for recreation and tourism in a legislatively sustainable way."
He added for good measure:"We are the only Party with a good
record on this matter." But that was then, Ruairi. This is now.
eye’ to fence fiasco may have an expensive outcome
Despite EU fines over illegal fencing, the Irish Government seems
determined to turn a blind eye and even to fund more of the same
Quite unbelievably, in
spite of the imminence of daily fines on Ireland for failing to comply
with an EU directive to protect sensitive landscapes from development,
a new rash of fencing is being erected in upland and other areas of
rough grazing. The Dept of Agriculture in furtherance of the nitrates
directive is forcing farmers to increase their land-holding to enable
them to assist with slurry spreading. This extra land, much of leased
from Coillte, is required to be fenced. And, disturbingly, grants are
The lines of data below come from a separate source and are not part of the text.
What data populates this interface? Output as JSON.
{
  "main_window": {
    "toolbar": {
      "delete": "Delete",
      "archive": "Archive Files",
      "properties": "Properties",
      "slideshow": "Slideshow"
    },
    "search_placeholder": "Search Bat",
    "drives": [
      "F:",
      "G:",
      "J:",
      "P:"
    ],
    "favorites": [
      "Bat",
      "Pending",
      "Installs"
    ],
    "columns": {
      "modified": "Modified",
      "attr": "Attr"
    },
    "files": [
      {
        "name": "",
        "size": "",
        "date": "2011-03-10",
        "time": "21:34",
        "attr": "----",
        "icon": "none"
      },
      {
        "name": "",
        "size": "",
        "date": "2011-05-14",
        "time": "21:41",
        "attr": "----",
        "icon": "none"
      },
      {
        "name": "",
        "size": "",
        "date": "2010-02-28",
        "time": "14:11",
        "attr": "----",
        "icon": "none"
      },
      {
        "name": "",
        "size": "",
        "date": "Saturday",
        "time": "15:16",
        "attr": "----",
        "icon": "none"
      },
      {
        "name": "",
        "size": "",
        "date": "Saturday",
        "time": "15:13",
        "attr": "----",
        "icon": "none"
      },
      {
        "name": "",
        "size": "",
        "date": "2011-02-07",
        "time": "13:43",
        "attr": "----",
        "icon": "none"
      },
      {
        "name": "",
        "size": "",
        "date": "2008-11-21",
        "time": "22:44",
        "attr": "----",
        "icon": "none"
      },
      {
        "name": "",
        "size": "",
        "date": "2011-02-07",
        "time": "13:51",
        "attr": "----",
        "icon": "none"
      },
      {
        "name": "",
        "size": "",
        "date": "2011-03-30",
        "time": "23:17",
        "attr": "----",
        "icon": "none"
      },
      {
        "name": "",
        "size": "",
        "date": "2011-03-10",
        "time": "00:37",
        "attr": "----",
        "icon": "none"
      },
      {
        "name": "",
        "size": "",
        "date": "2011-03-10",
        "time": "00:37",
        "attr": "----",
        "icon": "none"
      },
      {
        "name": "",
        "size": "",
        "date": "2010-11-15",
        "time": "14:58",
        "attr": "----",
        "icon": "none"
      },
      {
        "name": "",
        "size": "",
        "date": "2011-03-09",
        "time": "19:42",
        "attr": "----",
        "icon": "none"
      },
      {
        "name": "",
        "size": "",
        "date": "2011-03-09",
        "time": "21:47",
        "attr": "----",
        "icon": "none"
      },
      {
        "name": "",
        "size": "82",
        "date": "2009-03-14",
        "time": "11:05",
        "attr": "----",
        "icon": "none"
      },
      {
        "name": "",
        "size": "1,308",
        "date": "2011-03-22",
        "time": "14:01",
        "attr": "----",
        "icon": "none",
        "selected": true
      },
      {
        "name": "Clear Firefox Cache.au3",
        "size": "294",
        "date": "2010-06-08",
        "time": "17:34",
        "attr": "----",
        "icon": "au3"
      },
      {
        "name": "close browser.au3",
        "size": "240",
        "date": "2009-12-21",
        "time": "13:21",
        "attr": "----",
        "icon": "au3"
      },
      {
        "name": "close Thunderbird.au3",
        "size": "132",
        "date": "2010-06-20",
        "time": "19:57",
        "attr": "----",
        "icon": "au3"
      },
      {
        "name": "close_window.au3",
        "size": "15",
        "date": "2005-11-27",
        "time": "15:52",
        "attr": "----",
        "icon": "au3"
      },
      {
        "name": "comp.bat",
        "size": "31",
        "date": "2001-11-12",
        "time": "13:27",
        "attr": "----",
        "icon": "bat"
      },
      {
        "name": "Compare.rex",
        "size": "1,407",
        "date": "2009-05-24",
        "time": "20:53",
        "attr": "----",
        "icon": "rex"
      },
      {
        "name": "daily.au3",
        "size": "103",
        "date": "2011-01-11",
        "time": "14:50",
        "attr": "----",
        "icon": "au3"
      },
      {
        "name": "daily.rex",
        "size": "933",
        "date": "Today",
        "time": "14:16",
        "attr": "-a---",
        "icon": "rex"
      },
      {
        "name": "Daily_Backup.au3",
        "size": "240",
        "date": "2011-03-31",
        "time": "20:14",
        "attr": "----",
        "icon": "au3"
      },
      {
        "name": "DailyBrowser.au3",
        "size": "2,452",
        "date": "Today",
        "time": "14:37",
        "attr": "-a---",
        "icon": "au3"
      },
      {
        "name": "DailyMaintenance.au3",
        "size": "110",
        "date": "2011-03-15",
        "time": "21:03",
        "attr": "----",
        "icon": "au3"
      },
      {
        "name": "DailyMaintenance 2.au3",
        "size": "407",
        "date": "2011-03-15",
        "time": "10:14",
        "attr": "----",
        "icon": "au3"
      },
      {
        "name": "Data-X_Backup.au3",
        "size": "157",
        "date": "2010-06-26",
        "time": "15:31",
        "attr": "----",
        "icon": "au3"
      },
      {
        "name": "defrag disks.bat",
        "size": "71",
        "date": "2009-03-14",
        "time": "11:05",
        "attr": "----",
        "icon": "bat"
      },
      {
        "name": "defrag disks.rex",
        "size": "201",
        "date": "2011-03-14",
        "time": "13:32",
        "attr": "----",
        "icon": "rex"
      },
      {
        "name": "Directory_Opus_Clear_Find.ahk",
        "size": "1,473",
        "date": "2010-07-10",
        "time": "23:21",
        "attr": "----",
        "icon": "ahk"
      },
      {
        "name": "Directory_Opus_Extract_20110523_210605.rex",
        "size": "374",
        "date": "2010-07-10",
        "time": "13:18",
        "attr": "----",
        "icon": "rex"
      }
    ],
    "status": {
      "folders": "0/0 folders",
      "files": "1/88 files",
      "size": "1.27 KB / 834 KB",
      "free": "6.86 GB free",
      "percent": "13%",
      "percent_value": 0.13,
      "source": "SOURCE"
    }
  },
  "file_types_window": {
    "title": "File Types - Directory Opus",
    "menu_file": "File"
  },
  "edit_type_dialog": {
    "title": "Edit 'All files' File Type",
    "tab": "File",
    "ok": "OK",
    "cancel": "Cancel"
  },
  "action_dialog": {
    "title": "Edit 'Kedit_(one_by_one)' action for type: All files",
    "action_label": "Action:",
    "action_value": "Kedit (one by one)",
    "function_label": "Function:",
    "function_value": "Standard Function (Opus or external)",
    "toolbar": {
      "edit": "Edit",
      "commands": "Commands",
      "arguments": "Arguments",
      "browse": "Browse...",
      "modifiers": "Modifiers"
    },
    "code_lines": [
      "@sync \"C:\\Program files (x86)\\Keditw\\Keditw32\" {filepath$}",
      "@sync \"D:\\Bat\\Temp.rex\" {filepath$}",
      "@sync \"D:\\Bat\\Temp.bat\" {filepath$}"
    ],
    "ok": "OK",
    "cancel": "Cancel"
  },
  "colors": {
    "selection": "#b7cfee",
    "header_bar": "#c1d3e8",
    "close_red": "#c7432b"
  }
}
available. What a mess! In conjunction with Friends of the Irish
Environment KIO is seeking an urgent meeting with the Minister for
Agriculture Simon Coveney. We have also written to the EU Commission.
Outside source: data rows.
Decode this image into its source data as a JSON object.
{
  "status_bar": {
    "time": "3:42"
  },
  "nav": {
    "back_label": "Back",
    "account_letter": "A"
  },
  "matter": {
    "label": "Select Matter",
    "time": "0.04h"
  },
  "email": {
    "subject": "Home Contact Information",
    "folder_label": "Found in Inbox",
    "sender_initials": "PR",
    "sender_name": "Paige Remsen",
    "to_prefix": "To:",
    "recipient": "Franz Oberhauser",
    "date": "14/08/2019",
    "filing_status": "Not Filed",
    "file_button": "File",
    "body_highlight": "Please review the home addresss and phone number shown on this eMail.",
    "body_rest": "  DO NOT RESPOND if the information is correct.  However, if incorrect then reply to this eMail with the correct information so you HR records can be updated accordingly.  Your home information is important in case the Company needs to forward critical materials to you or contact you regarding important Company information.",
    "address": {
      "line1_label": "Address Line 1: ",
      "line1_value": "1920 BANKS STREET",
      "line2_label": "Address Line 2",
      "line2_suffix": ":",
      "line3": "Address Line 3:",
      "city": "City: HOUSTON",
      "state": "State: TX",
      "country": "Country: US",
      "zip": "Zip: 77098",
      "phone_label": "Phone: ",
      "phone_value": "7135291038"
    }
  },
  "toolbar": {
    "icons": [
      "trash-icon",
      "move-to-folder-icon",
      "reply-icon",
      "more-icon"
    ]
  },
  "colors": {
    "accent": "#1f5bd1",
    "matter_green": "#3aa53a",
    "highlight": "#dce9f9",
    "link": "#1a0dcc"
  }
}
The Irish planning
regulations are quite clear: planning permission must be applied for
and granted before new fencing can go up on land that has been open to
access by recreational users. Department officials are informally
advising farmers not to bother applying for planning permission.
We are asking all
individual members and affiliated groups to let us have details of any
new fencing erected within the last five years.
Hundreds march against fencing
Nasty notice on Fenit Island
THE ongoing and
increasingly bitter dispute over fences erected on Fenit Island in Co
Kerry continues, with tw recent protest marches attended by more than
The fences – great metal
structures more than two metres high in places – restrict access to
a pathway traditionally used to walk around the island and to access
Fenit Castle, a 16th Century ruin.
The battle over the fences
has intensified since they were erected more than three years ago,
apparently at the behest of an Ennis-based solicitor and landowner
Seamus O’Sullivan. The move has divided islanders, with a small
number supporting the fencing move and others calling for a return to
Protest walks on February
6 and St Patrick’s day drew hundreds of supporters and the Free
Fenit Committee set up to campaign over the issue are considering
taking a legal action once they have ascertained whether or not O’Sullivan
applied for and received the planning permission required to fence an
area traditionally open for recreation.
The fences – hideous,
ugly affairs – have aroused a great deal of passion and opposition
and local TD Martin Ferris is among those who have objected personally
to O’Sullivan. If Kerry County Council’s Planning Department
cannot protect one of the most beautiful areas of the country from
this kind of ugly, intrusive fencing then you would have to wonder why
they are there at all.
Access officers – the names you need to know
WHEN you run into an access problem, your first port
of call should be to your local Rural Recreation
Officer. He or she will be grateful for any updates regarding
access and will usually approach the landowner in question to see if
there is a problem which can be solved.
Here is a list of the current RROs:
Ann Lannigan (tel: 057 8661900 or 086 8447338; email firstname.lastname@example.org);
Deirdre Kennedy (tel: 071 9141138, Fax 071 9141162;
Martin Dunn (tel: 0906 488292; email email@example.com);
Maria Munckhof (tel: 066 9472724 -064 41930; mobile:
087 2957780; email: firstname.lastname@example.org;
Con Ryan (tel: 062 33360; mobile 087 0556465; email: email@example.com;
James O’Mahoney (tel: 023 34035; mobiles 0870556465
and 0870556465); email: firstname.lastname@example.org;
Pat Mellon (tel: 0404 46977; mobile 087 7888188)
Thomás Mac Gearailt (tel: 091 593410/091 523945;
mobile: 087 0521339) email: email@example.com;
Tom Carolan (tel: 094 9366692; mobile: 087 2196930)
Eimear McCarthy (tel: 094 9366692; mobile: 086
0495041); email: firstname.lastname@example.org
Published by Keep Ireland Open. KIO is an
environmental organisation dedicated to preserving public access to
our mountains, lakes, seashore and countryside.